val materialTypography: Typography = Typography(
body1 = paragraph1
)
)

The materialTypography here is used for overriding the typography of MaterialTheme, you will see the example later.

Theme

When building an application using Jetpack Compose, probably the whole view is wrapped by MaterialTheme which gives a nice style to the UI. But MaterialTheme doesn’t fit our design since it’s not technically built on material design. So a new theme is needed, but in the meantime, we definitely dont’t want to lose the functionality provided by MaterialTheme.

@Composable
fun DlsTheme(
colors: DlsColorPalette = dlsLightColorPalette(),
typography: DlsTypography = DlsTypography(),
children: @Composable() () -> Unit
) {
Providers(
DlsColorAmbient
provides colors,
DlsTypographyAmbient provides typography,
) {
MaterialTheme(
colors = colors.materialColors,
typography = typography.materialTypography
) {
children()
}
}
}

DlsTheme accepts color palette and typography from outside and passes down the default materialColors and materialTypography to the MaterialTheme.
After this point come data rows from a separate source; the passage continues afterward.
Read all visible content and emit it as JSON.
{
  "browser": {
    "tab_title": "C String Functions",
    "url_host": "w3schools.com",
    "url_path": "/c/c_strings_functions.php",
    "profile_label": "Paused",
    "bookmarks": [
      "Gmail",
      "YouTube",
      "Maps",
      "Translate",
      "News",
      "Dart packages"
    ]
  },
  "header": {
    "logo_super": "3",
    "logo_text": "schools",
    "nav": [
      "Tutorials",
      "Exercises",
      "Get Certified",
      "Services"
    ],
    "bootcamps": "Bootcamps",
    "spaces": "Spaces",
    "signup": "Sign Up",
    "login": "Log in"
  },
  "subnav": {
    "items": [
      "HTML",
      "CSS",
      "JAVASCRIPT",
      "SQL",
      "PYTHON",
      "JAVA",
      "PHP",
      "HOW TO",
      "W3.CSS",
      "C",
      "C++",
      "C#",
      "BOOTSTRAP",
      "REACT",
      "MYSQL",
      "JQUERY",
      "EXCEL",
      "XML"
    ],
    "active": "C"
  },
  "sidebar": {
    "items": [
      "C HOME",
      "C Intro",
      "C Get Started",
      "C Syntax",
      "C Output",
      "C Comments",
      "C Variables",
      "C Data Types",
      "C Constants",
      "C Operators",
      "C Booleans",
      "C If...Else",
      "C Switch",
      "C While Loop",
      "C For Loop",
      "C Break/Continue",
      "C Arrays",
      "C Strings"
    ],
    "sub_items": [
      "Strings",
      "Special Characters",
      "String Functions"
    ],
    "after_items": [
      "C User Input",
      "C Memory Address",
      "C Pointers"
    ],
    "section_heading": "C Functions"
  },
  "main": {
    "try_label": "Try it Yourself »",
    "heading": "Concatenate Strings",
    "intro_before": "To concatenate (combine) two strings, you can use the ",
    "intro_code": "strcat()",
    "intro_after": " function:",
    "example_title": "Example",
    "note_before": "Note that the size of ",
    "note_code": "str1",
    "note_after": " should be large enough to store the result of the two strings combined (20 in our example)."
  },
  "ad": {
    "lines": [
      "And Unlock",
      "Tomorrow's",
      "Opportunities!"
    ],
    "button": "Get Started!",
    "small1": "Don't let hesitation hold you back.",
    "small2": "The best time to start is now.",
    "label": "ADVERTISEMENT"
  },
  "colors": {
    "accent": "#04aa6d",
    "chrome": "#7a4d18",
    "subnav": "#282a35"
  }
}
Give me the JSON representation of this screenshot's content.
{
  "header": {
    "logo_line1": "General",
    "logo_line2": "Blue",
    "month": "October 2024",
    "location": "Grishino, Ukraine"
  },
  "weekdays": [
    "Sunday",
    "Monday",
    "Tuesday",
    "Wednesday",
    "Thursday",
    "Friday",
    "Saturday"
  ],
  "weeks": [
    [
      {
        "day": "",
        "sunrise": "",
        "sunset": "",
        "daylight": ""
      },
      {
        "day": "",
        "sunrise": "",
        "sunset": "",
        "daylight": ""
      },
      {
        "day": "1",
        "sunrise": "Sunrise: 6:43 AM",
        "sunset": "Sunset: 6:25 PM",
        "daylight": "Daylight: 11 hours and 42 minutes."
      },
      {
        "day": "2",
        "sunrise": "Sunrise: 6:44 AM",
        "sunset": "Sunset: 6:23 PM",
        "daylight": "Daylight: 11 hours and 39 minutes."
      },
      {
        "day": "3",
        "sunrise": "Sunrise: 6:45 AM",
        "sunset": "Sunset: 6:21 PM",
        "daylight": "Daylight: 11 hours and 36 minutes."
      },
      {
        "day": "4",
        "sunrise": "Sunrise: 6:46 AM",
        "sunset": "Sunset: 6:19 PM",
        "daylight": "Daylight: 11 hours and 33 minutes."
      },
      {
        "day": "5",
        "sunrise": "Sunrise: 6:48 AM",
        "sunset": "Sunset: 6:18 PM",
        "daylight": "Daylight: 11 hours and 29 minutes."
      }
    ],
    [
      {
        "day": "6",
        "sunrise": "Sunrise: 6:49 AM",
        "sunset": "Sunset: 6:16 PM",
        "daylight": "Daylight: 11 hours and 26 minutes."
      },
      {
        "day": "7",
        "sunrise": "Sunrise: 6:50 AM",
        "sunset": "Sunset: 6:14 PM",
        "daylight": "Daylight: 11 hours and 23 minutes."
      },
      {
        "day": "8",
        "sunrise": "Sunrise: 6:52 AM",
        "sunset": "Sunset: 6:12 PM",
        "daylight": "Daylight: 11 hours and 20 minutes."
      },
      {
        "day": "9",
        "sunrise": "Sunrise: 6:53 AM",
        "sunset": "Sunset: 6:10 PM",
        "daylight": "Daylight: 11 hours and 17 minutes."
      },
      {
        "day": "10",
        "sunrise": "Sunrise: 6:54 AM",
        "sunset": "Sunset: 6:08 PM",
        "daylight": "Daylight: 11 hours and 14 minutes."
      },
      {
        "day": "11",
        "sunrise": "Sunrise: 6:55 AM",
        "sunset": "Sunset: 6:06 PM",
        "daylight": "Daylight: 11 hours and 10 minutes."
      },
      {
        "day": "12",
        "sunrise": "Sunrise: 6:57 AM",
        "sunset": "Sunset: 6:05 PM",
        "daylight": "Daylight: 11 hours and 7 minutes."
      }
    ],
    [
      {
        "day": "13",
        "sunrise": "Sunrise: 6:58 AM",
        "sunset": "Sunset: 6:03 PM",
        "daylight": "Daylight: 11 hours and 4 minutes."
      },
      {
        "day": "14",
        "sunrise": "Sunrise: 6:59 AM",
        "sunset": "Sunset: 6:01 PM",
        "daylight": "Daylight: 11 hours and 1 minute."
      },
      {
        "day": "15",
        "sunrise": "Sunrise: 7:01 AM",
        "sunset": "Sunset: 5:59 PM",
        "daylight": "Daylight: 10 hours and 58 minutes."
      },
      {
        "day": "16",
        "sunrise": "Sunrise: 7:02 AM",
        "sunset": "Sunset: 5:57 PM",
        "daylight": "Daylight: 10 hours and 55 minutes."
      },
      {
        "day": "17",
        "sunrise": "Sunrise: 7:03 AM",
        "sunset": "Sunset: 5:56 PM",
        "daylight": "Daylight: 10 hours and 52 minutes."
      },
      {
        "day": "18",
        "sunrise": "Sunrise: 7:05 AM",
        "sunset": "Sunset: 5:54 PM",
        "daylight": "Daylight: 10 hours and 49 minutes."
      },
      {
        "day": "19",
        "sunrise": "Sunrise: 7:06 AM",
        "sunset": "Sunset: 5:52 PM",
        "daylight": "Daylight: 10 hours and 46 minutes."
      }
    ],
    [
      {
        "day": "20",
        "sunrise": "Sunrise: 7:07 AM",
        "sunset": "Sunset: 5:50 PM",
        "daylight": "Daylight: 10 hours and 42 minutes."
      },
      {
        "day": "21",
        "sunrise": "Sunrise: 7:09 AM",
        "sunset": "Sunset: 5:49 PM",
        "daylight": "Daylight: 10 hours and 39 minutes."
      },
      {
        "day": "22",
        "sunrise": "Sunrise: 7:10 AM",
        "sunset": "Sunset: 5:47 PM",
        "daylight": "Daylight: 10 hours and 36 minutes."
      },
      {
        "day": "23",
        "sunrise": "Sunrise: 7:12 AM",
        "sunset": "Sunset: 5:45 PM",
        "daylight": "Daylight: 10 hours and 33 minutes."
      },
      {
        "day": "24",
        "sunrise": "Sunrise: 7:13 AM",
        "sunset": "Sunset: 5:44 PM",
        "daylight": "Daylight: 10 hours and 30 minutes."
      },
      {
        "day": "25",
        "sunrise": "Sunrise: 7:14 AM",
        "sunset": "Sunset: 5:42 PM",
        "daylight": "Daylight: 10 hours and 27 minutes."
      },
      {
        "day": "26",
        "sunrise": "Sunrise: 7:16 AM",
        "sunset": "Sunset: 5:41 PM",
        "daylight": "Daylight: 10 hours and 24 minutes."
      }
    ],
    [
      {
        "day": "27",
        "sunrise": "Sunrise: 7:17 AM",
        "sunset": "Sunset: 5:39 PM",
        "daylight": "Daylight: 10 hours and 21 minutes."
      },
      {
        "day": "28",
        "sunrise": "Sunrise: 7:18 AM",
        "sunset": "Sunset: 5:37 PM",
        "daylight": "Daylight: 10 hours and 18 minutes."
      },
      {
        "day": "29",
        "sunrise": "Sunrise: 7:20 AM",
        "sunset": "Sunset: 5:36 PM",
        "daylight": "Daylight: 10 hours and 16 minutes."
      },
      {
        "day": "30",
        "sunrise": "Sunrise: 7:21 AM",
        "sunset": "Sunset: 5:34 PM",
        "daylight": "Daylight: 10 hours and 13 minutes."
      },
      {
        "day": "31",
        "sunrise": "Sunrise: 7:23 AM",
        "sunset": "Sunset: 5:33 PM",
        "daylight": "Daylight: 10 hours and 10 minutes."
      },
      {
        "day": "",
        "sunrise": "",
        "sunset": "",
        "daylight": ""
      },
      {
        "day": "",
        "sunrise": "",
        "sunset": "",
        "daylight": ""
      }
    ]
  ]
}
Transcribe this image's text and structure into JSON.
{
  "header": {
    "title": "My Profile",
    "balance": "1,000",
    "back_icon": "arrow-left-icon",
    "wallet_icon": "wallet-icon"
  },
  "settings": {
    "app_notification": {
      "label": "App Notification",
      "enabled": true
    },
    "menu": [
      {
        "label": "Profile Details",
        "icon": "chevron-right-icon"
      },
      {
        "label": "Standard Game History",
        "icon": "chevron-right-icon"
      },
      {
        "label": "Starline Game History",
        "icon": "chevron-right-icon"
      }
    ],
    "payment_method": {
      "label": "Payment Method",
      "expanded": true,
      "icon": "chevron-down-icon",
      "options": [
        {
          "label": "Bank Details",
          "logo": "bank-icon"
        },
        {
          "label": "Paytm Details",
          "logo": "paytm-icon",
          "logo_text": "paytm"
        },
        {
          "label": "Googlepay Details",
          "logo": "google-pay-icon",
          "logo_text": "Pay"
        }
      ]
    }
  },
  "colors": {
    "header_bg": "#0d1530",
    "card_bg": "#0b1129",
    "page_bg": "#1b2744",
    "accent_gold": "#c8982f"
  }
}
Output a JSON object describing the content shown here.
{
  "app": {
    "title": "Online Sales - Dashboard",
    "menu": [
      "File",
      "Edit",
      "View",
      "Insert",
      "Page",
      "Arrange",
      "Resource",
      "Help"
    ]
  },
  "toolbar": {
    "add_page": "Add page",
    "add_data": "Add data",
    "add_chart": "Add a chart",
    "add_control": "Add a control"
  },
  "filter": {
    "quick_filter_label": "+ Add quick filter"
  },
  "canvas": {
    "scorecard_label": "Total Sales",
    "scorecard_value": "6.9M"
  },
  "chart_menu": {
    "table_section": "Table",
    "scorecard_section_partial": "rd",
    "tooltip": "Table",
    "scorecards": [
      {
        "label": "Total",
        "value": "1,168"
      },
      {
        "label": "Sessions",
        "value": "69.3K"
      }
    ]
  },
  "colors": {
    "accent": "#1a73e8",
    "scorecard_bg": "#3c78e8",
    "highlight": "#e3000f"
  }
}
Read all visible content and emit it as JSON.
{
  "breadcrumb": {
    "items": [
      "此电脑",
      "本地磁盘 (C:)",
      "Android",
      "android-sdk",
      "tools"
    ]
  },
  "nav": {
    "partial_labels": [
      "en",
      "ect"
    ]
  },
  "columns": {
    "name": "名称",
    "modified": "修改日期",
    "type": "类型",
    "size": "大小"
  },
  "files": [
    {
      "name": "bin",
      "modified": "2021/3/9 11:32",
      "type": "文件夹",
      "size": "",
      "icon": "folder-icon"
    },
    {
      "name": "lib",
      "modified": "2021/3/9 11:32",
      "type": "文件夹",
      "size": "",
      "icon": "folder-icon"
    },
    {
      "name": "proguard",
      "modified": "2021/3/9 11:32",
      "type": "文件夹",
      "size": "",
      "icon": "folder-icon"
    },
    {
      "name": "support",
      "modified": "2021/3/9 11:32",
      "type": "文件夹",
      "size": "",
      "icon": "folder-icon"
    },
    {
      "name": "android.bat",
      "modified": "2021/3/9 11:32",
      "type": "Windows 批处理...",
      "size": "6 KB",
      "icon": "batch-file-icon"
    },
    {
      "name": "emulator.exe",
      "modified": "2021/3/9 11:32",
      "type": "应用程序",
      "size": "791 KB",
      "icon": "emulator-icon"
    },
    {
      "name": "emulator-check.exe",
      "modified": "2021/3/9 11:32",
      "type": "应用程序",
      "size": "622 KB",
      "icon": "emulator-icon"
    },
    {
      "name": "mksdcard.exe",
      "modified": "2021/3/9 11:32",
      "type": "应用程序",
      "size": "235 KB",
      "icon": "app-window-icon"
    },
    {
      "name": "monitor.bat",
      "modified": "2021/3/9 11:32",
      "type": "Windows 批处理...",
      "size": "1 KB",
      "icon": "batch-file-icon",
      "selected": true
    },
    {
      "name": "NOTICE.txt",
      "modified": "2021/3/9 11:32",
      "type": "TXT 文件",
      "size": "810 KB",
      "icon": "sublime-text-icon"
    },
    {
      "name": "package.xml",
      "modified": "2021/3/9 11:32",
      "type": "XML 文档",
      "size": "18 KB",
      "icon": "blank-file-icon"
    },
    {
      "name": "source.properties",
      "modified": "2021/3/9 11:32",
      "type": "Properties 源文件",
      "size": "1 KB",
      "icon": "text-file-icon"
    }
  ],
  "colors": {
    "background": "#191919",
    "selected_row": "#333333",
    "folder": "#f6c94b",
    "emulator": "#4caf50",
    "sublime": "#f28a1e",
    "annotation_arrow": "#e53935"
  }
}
Thinking DlsTheme as a style provider to the MaterialTheme.

One more class contains functions for accessing the current style values provided by them.

object DlsTheme {
@Composable
val colors: DlsColorPalette
get() = DlsColorAmbient.current

@Composable
val typography: DlsTypography
get() = DlsTypographyAmbient.current

@Composable
val sizes: DlsSize
get() = DlsSize()
}

Now I have all the styles and theme defined, let’s move on to see how to use them to build UIs.

Demo

Keeping things simple, this is just a single screen with a text view.

DlsTheme {
Surface(
modifier = Modifier.fillMaxSize(),
color = DlsTheme.colors.background
) {
Text(
text = "TEXT",
color = DlsTheme.colors.text,
style = DlsTheme.typography.headline1
)
}
}

You can see the views are wrapped inside DlsTheme and use colors and typography defined in the Design System before.

Image for post
Image for post

Now to make things more fun, let’s add a customized button component using Design System styles, and let the app switch between light and dark mode each time click on it.

@Composable
fun CustomButton(
text: String,
onClick: () -> Unit
) {
Button(
onClick = onClick,
backgroundColor = DlsTheme.colors.primary,
padding = InnerPadding(
start = DlsTheme.sizes.large,
top = DlsTheme.sizes.medium,
end = DlsTheme.sizes.large,
bottom = DlsTheme.sizes.medium
)
)
{
Text(
text = text,
color = DlsTheme.colors.textReverse,
style = DlsTheme.typography.button
)
}
}

And the code of the new screen:

val isDarkState = mutableStateOf(false)

setContent
{
DlsTheme(
colors = if (isDarkState.value) dlsDarkColorPalette() else dlsLightColorPalette()
)
{
Surface(
modifier = Modifier.fillMaxSize(),
color = DlsTheme.colors.background
) {

Column(
modifier = Modifier.gravity(Alignment.CenterVertically)
.wrapContentSize(),
horizontalGravity = Alignment.CenterHorizontally
) {

Text(
text = if (isDarkState.value) "Is Dark" else "Is Light",
color = DlsTheme.colors.text,
style = DlsTheme.typography.headline1
)

Spacer(
modifier = Modifier.preferredHeight(DlsTheme.sizes.medium))

CustomButton(
text = "Button",
onClick = {
isDarkState.value = !isDarkState.value
}
)
}
}
}
}

Here is the final application looks like:

Image for post
Image for post

More

A few more things:

  • MaterialTheme is still not covering all the UI settings, for example, you still need use XML to change the status bar background
  • In Part 2 I will talk about how to build design system components
  • Please leave comments or reach me out on Twitter

Software developer, Tokyo based

Get the Medium app

A button that says 'Download on the App Store', and if clicked it will lead you to the iOS App store
A button that says 'Get it on, Google Play', and if clicked it will lead you to the Google Play store